Wednesday, March 31, 2010 at 7:30pm
The Hart of London
177 Livingston Street, Brooklyn - PLEASE NOTE NEW ADDRESS
The Hart of London
Jack Chambers, 16mm, 1970, 79 mins
Introduced by Carolee Schneemann
Perhaps it was ten years ago that the artists Arakawa and Madeleine Gins told me of a scientist researching optical physiology. He had determined that cats would be his living subjects. To this end he had constructed a three-story-high narrow cylinder. Along its interior vivid images were pasted, illuminated. Photographs within these cylinder walls depicted elements interesting to cats: brightly colored birds, bowls of food, shimmering fishes, wild animals, human faces. The experiment was contrived to photograph the last retinal image mirrored on the pupils of the cats immediately after their death--killed from the impact of being thrown down the narrow cylinder.
If there could be a retinal analysis of imprinted filmic imagery, expanded in time by description, compressed as memory, as an intensity of linked recognitions--this optical imprint on my inner vision would be inscribed with fragments from the films of Jack Chambers.
Perhaps, my first viewing of Jack Chambers' films occurred shortly after being told of the sadistic cat experiment. A few years later, I was able to teach his indelible works during a year as film faculty at the San Francisco Art Institute. Associations with the brutal cat experiment recurred, when I realized I would have to lock my students in the film viewing room if they were to see the complete projection of The Hart of London. Unlike the cats, whose volition was stolen from them, my students stood scratching at the locked door insisting. "We're not watching this!"

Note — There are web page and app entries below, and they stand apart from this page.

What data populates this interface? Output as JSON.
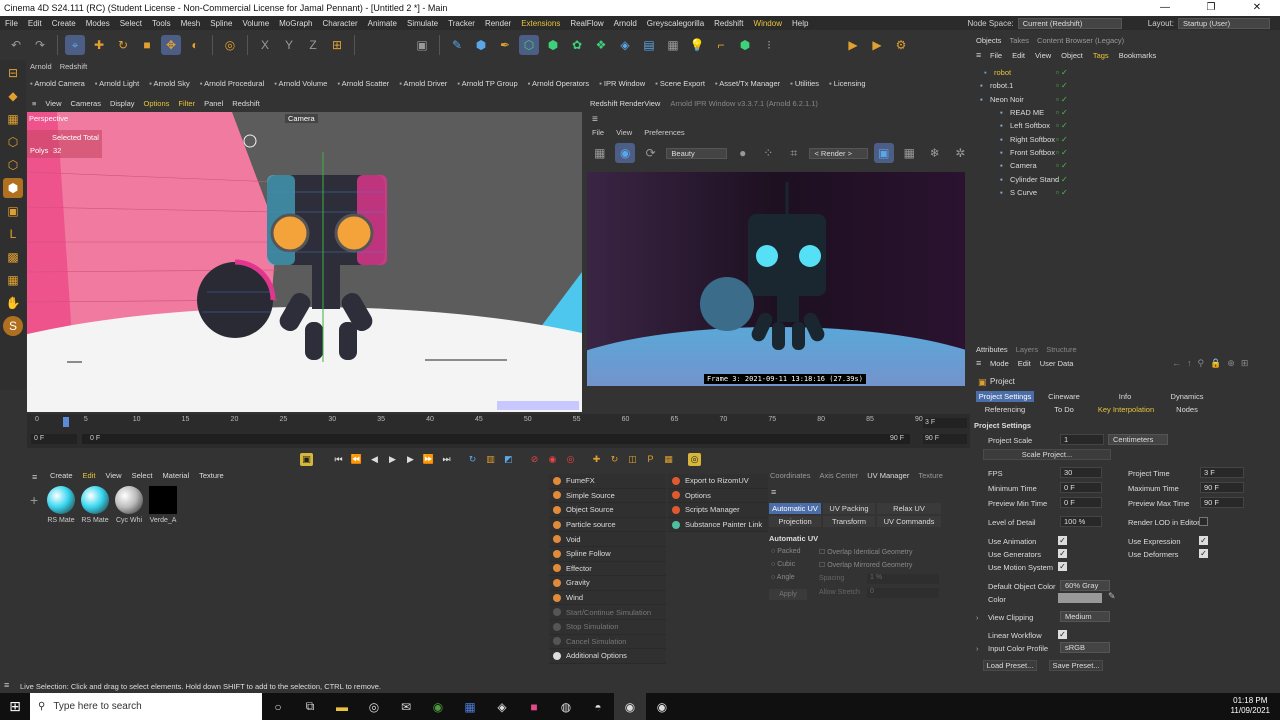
{
  "window": {
    "title": "Cinema 4D S24.111 (RC) (Student License - Non-Commercial License for Jamal Pennant) - [Untitled 2 *] - Main",
    "min": "—",
    "max": "❐",
    "close": "✕"
  },
  "menubar": {
    "items": [
      "File",
      "Edit",
      "Create",
      "Modes",
      "Select",
      "Tools",
      "Mesh",
      "Spline",
      "Volume",
      "MoGraph",
      "Character",
      "Animate",
      "Simulate",
      "Tracker",
      "Render",
      "Extensions",
      "RealFlow",
      "Arnold",
      "Greyscalegorilla",
      "Redshift",
      "Window",
      "Help"
    ],
    "node_space_label": "Node Space:",
    "node_space_value": "Current (Redshift)",
    "layout_label": "Layout:",
    "layout_value": "Startup (User)"
  },
  "arnold": {
    "tabs": [
      "Arnold",
      "Redshift"
    ],
    "items": [
      "Arnold Camera",
      "Arnold Light",
      "Arnold Sky",
      "Arnold Procedural",
      "Arnold Volume",
      "Arnold Scatter",
      "Arnold Driver",
      "Arnold TP Group",
      "Arnold Operators",
      "IPR Window",
      "Scene Export",
      "Asset/Tx Manager",
      "Utilities",
      "Licensing"
    ]
  },
  "viewport": {
    "menu": [
      "View",
      "Cameras",
      "Display",
      "Options",
      "Filter",
      "Panel",
      "Redshift"
    ],
    "label": "Perspective",
    "camera": "Camera",
    "selected_total": "Selected Total",
    "polys_label": "Polys",
    "polys_value": "32"
  },
  "renderview": {
    "title": "Redshift RenderView",
    "ipr_title": "Arnold IPR Window v3.3.7.1 (Arnold 6.2.1.1)",
    "menu": [
      "File",
      "View",
      "Preferences"
    ],
    "aov": "Beauty",
    "render_mode": "< Render >",
    "frame_label": "Frame  3:  2021-09-11  13:18:16  (27.39s)"
  },
  "timeline": {
    "ticks": [
      "0",
      "5",
      "10",
      "15",
      "20",
      "25",
      "30",
      "35",
      "40",
      "45",
      "50",
      "55",
      "60",
      "65",
      "70",
      "75",
      "80",
      "85",
      "90"
    ],
    "current_frame": "3 F",
    "start": "0 F",
    "start2": "0 F",
    "end": "90 F",
    "end2": "90 F"
  },
  "materials": {
    "menu": [
      "Create",
      "Edit",
      "View",
      "Select",
      "Material",
      "Texture"
    ],
    "items": [
      {
        "name": "RS Mate",
        "color": "#37d6ef"
      },
      {
        "name": "RS Mate",
        "color": "#37d6ef"
      },
      {
        "name": "Cyc Whi",
        "color": "#bbbbbb"
      },
      {
        "name": "Verde_A",
        "color": "#000000"
      }
    ]
  },
  "simulate": {
    "items": [
      "FumeFX",
      "Simple Source",
      "Object Source",
      "Particle source",
      "Void",
      "Spline Follow",
      "Effector",
      "Gravity",
      "Wind",
      "Start/Continue Simulation",
      "Stop Simulation",
      "Cancel Simulation",
      "Additional Options"
    ],
    "ext": [
      "Export to RizomUV",
      "Options",
      "Scripts Manager",
      "Substance Painter Link"
    ]
  },
  "uv": {
    "tabs": [
      "Coordinates",
      "Axis Center",
      "UV Manager",
      "Texture"
    ],
    "row1": [
      "Automatic UV",
      "UV Packing",
      "Relax UV"
    ],
    "row2": [
      "Projection",
      "Transform",
      "UV Commands"
    ],
    "section": "Automatic UV",
    "options": [
      "Packed",
      "Cubic",
      "Angle"
    ],
    "checks": [
      "Overlap Identical Geometry",
      "Overlap Mirrored Geometry"
    ],
    "spacing_label": "Spacing",
    "spacing_value": "1 %",
    "allow_stretch_label": "Allow Stretch",
    "allow_stretch_value": "0",
    "apply": "Apply"
  },
  "objects": {
    "tabs": [
      "Objects",
      "Takes",
      "Content Browser (Legacy)"
    ],
    "menu": [
      "File",
      "Edit",
      "View",
      "Object",
      "Tags",
      "Bookmarks"
    ],
    "items": [
      {
        "name": "robot",
        "indent": 12,
        "sel": true
      },
      {
        "name": "robot.1",
        "indent": 8,
        "sel": false
      },
      {
        "name": "Neon Noir",
        "indent": 8,
        "sel": false
      },
      {
        "name": "READ ME",
        "indent": 28,
        "sel": false
      },
      {
        "name": "Left Softbox",
        "indent": 28,
        "sel": false
      },
      {
        "name": "Right Softbox",
        "indent": 28,
        "sel": false
      },
      {
        "name": "Front Softbox",
        "indent": 28,
        "sel": false
      },
      {
        "name": "Camera",
        "indent": 28,
        "sel": false
      },
      {
        "name": "Cylinder Stand",
        "indent": 28,
        "sel": false
      },
      {
        "name": "S Curve",
        "indent": 28,
        "sel": false
      }
    ]
  },
  "attributes": {
    "tabs": [
      "Attributes",
      "Layers",
      "Structure"
    ],
    "menu": [
      "Mode",
      "Edit",
      "User Data"
    ],
    "title": "Project",
    "proj_tabs_row1": [
      "Project Settings",
      "Cineware",
      "Info",
      "Dynamics"
    ],
    "proj_tabs_row2": [
      "Referencing",
      "To Do",
      "Key Interpolation",
      "Nodes"
    ],
    "section": "Project Settings",
    "project_scale_label": "Project Scale",
    "project_scale_value": "1",
    "project_scale_unit": "Centimeters",
    "scale_project": "Scale Project...",
    "fps_label": "FPS",
    "fps_value": "30",
    "project_time_label": "Project Time",
    "project_time_value": "3 F",
    "min_time_label": "Minimum Time",
    "min_time_value": "0 F",
    "max_time_label": "Maximum Time",
    "max_time_value": "90 F",
    "prev_min_label": "Preview Min Time",
    "prev_min_value": "0 F",
    "prev_max_label": "Preview Max Time",
    "prev_max_value": "90 F",
    "lod_label": "Level of Detail",
    "lod_value": "100 %",
    "render_lod_label": "Render LOD in Editor",
    "use_animation": "Use Animation",
    "use_expression": "Use Expression",
    "use_generators": "Use Generators",
    "use_deformers": "Use Deformers",
    "use_motion": "Use Motion System",
    "default_color_label": "Default Object Color",
    "default_color_value": "60% Gray",
    "color_label": "Color",
    "view_clipping_label": "View Clipping",
    "view_clipping_value": "Medium",
    "linear_workflow": "Linear Workflow",
    "input_color_label": "Input Color Profile",
    "input_color_value": "sRGB",
    "load_preset": "Load Preset...",
    "save_preset": "Save Preset..."
  },
  "status": "Live Selection: Click and drag to select elements. Hold down SHIFT to add to the selection, CTRL to remove.",
  "taskbar": {
    "search_placeholder": "Type here to search",
    "time": "01:18 PM",
    "date": "11/09/2021"
  }
}
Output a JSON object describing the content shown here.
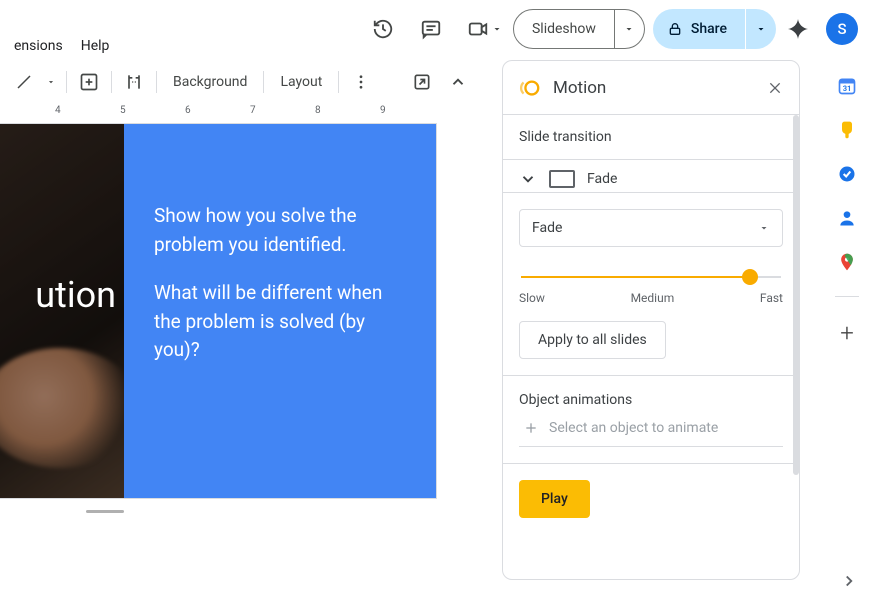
{
  "menu": {
    "extensions": "ensions",
    "help": "Help"
  },
  "topbar": {
    "slideshow": "Slideshow",
    "share": "Share",
    "avatar": "S"
  },
  "toolbar": {
    "background": "Background",
    "layout": "Layout"
  },
  "ruler": {
    "n4": "4",
    "n5": "5",
    "n6": "6",
    "n7": "7",
    "n8": "8",
    "n9": "9"
  },
  "slide": {
    "title_fragment": "ution",
    "para1": "Show how you solve the problem you identified.",
    "para2": "What will be different when the problem is solved (by you)?"
  },
  "motion": {
    "panel_title": "Motion",
    "slide_transition": "Slide transition",
    "transition_name": "Fade",
    "select_value": "Fade",
    "speed": {
      "slow": "Slow",
      "medium": "Medium",
      "fast": "Fast",
      "value_pct": 88
    },
    "apply_all": "Apply to all slides",
    "object_animations": "Object animations",
    "select_object": "Select an object to animate",
    "play": "Play"
  },
  "rail": {
    "calendar_day": "31"
  }
}
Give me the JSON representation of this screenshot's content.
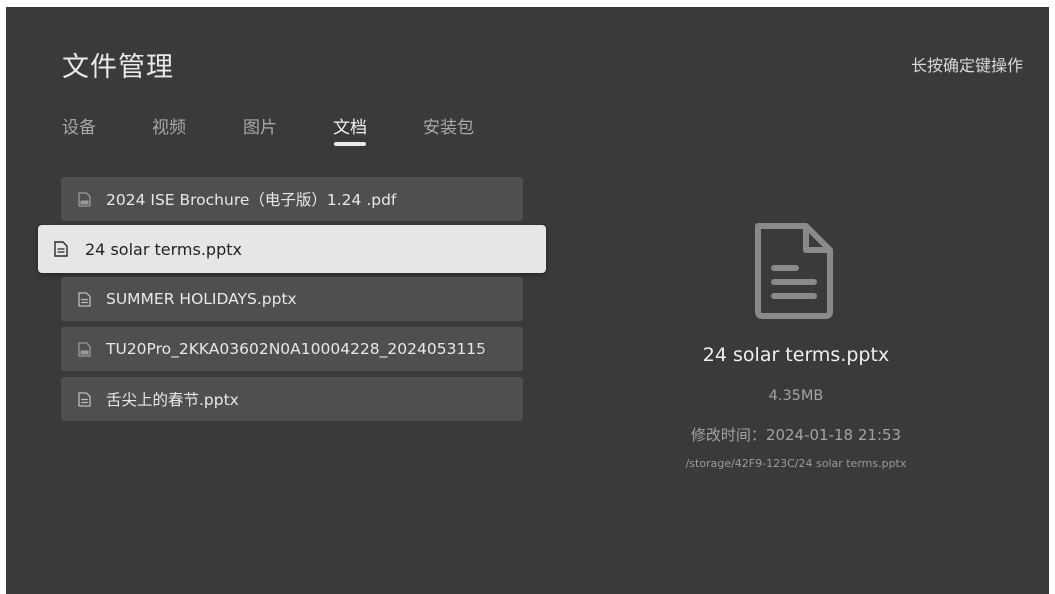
{
  "app": {
    "title": "文件管理",
    "hint": "长按确定键操作"
  },
  "tabs": [
    {
      "label": "设备",
      "active": false
    },
    {
      "label": "视频",
      "active": false
    },
    {
      "label": "图片",
      "active": false
    },
    {
      "label": "文档",
      "active": true
    },
    {
      "label": "安装包",
      "active": false
    }
  ],
  "files": [
    {
      "name": "2024 ISE Brochure（电子版）1.24 .pdf",
      "icon": "pdf-file-icon",
      "selected": false
    },
    {
      "name": "24 solar terms.pptx",
      "icon": "document-icon",
      "selected": true
    },
    {
      "name": "SUMMER HOLIDAYS.pptx",
      "icon": "document-icon",
      "selected": false
    },
    {
      "name": "TU20Pro_2KKA03602N0A10004228_2024053115",
      "icon": "pdf-file-icon",
      "selected": false
    },
    {
      "name": "舌尖上的春节.pptx",
      "icon": "document-icon",
      "selected": false
    }
  ],
  "preview": {
    "icon": "document-icon",
    "name": "24 solar terms.pptx",
    "size": "4.35MB",
    "modified_label": "修改时间：",
    "modified_value": "2024-01-18 21:53",
    "path": "/storage/42F9-123C/24 solar terms.pptx"
  },
  "colors": {
    "background": "#3a3a3a",
    "row": "#4f4f4f",
    "selected_row": "#e6e6e6",
    "text_primary": "#e8e8e8",
    "text_secondary": "#a3a3a3"
  }
}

They could close their eyes, but could I shift their resistance to the gestural flinch and muscular reciprocity of Chambers' images: moist animal eyes, spurt of blood, birthing of a human infant, fire, shadow--this threshold of spectral literalizations that the mad scientist had intended to capture on the retina of the just-dead cats? Could I brand the students' vision with Chambers' fleeting forms, their flash and tumble, an energy which tosses us into an unconscious ecstatic terror? Because Chambers' images emerge as if structure in time is propelled, an eddying, oceanic force; edited so that we viewers are engulfed by the rhythms of an inspiration as challenging and unstable as the invisible sources of imagination itself.
So that suddenly we inhabit a ghost city constructed before our very eyes, a hundred years ago. Blacked swirl of smoke. Muscular gestures, men laboring. Darkening clouds. Rail tracks' horizontal spin into receding horizon, parried dissolve of vertical smokestacks ascending. Ascending. Incandescent shapes emerge, dissolved into grains, celluloid falling snow. Dissolve. Intercut to black.
Dissolve to whitened/greyed curly fur. Close-up sheep's eyes glistening terror: sacrificial ballerinas balanced on planks, facing the camera eye. Slaughterhouse blades gash. Lens eye splattered. Exploding blood. Indelible chaos. (Domestic food chain.) Intercut to black. - Carolee Schneemann
Jack Chambers is one of Canada's most famous and greatest living painters. Why then have his films been as neglected as they have been? I feel that it is because his films do not arise as an adjunct to his painting (as is true in the case of most other painter film-makers) but that, rather, Jack Chambers has realized the almost opposed aesthetics of paint and film and has created a body of moving pictures so crucially unique as to fright paint buffery: thus his films have inherited a social position kin to that of the films of Joseph Cornell in this country. The fact is that four films of Jack Chambers have changed the whole history of film, despite their neglect, in a way that isn't possible within the field of painting. There are no "masters" of film in any significant sense whatsoever. There are only "makers" of film in the original, or at least medieval, sense of the word. Jack Chambers is a true "maker" of films. He needs no stance, or standing, for he dances attendance upon the coming-into-being of something recognizably new: (and as all is new, always, one must question the veracity of all works, whatever medium, which beseem everything but that truth). - Stan Brakhage
Tickets - $7, available at door.